- This week I'm on spring break, so the Kitchen is featuring an old
chestnut soup, one of the first particle system color graphics I produced
nearly ten years ago. [Next week we hope to offer a brand new image of
critical nucleation in a threshold growth cellular automaton.]
- Start with one painted dot at the center of the array, surrounded by
a "sea" of unpainted cells. Identify each unpainted dot that has at
least one painted neighbor, and flip a coin to decide whether it will be
painted next time. Repeat this (synchronous) procedure over and over.
Of course the painted region will spread randomly. D. Richardson proved
a beautiful theorem in the mid 1970's which asserts that the painted
region spreads at a constant speed and always tends to the same shape as
it grows. If the chance of tossing heads is p (between 0 and 1), then
different values of p give rise to different shapes.
- This week's soup displays all the shapes simultaneously by using a
spectrum of colors. The p=1 process has no randomness; its shape
is the "outer diamond." A theorem of R. Durrett and T. Liggett, proved
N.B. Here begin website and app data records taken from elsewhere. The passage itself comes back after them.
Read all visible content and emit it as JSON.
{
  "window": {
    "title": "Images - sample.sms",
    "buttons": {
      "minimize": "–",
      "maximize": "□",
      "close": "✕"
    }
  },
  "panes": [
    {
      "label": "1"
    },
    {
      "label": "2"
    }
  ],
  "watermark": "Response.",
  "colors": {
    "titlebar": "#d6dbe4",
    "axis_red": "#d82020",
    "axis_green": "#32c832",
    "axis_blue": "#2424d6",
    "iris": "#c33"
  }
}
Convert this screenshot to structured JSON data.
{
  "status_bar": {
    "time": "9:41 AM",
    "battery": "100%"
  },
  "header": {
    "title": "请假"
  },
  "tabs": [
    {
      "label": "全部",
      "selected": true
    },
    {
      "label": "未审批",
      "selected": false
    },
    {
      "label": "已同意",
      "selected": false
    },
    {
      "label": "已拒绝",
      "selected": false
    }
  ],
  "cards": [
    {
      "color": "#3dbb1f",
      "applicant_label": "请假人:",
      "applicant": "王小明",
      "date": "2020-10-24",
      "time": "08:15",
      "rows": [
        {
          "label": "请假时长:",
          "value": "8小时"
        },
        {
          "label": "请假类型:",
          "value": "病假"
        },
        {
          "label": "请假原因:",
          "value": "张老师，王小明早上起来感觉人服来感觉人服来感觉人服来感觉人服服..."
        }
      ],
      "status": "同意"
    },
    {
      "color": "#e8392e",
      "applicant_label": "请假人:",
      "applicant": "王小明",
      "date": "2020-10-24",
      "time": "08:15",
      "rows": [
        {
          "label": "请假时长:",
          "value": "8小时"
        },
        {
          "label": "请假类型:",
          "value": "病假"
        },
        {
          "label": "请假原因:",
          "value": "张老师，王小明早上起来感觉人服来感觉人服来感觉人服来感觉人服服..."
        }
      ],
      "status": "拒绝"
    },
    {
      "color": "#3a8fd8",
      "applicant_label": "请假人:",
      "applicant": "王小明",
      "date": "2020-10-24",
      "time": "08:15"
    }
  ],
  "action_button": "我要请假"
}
in 1981, says that the shape has flat pieces if p is close to 1;
this is why the tips of the diamond have their own colors.